Exxon, the world’s largest publicly traded oil company, reported a profit of $10.33 billion, or $2.13 per share, up from $7.35 billion, or $1.44 per share a year earlier.

Analysts on average had expected a profit of $2.12 per share, according to data from Thomson Reuters I/B/E/S.

Oil and natural gas production fell 4 percent to 4.28 million barrels oil equivalent (boe) per day in the quarter.Profit in the company’s exploration and production business rose 54 percent to $8.39 billion, while Exxon’s refining business saw profit rise 36 percent. Better refining margins increased Exxon’s earnings by $1 billion, it said.

Shares of Exxon rose to $82.19 before the start of regular trading, up from a New York Stock Exchange close of $81.07.

Exxon sues government over lucrative canceled Gulf leases

NEW YORK ― Exxon Mobil Corp. sued the government to reverse a decision by the Department of the Interior to cancel offshore oil and gas leases estimated to yield tens of billions of dollars of oil.

The lawsuit, filed on Aug. 12 in the federal court in Lake Charles, La., said the decision arbitrarily deprived it of rights under three of five leases for what is called the Julia field. It said this took away Exxon’s ability to produce a reservoir believed to hold billions of barrels of oil.

Two other leases have yet to expire.

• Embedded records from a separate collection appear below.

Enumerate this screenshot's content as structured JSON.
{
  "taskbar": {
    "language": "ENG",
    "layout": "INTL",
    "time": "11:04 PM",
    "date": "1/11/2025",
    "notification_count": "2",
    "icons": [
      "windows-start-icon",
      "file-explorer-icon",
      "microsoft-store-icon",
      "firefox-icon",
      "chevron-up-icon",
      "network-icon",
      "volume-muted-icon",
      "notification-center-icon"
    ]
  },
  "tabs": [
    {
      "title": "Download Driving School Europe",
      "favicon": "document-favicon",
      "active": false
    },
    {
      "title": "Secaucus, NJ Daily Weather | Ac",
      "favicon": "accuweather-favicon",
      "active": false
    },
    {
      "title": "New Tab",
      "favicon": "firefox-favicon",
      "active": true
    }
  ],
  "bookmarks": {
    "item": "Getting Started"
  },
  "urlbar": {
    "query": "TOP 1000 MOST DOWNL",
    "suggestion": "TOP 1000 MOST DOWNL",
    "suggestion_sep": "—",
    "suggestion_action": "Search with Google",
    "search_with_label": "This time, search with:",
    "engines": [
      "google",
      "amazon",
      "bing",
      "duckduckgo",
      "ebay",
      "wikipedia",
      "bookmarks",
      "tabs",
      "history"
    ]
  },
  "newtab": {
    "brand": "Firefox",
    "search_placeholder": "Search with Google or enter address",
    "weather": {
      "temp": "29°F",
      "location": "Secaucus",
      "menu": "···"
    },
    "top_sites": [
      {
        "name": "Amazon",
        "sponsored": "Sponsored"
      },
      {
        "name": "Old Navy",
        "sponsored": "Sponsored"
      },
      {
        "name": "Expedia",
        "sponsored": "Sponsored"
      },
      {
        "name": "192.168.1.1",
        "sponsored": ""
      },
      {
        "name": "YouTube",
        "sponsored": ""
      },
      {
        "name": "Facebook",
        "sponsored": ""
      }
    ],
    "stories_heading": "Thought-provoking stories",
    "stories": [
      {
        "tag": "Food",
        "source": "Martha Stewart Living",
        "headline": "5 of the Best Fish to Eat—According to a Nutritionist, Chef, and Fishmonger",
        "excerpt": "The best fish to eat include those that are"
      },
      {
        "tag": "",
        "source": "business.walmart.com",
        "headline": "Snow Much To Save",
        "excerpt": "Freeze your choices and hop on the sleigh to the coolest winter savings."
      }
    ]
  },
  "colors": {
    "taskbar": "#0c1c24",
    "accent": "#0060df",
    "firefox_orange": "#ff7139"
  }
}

The complaint was reported earlier by The Wall Street Journal.

The lawsuit against the Interior Department and Secretary Kenneth Salazar comes after regulatory scrutiny of drilling activities grew in the wake of the April 2010 blowout of BP Plc.’s Deepwater Horizon well in the Gulf of Mexico.

The government’s initial rejection of the lease extension came in 2009, however.

“Our priority remains the safe development of the nation’s offshore energy resources, which is why we continue to approve extensions that meet regulatory standards,” an Interior Department spokeswoman said. “We are reviewing the complaint in accordance with standard procedures.”

The agency has denied extensions when a company fails to comply with the requirements to obtain them, it said.

Exxon, the world’s largest publicly traded oil company, said the dispute arose after the government rejected its October 2008 request for a “suspension of production.”

The Irving, Texas-based company said federal law allows such suspensions for the purpose of advancing future development in a safe manner.

Following several appeals, the Interior Department concluded in its May 31 decision that Exxon lacked a “commitment” to producing oil at the time the leases expired.Exxon and its partner Statoil ASA spent more than $300 million drilling two “producible” wells on the Julia prospect.

As part of its development strategy, Exxon was planning to drill three to six development wells and join them to a planned production facility operated by Chevron Corp. located about eight miles away, according to the company’s lawsuit.

That initial phase of development was estimated to cost $1 billion, Exxon said.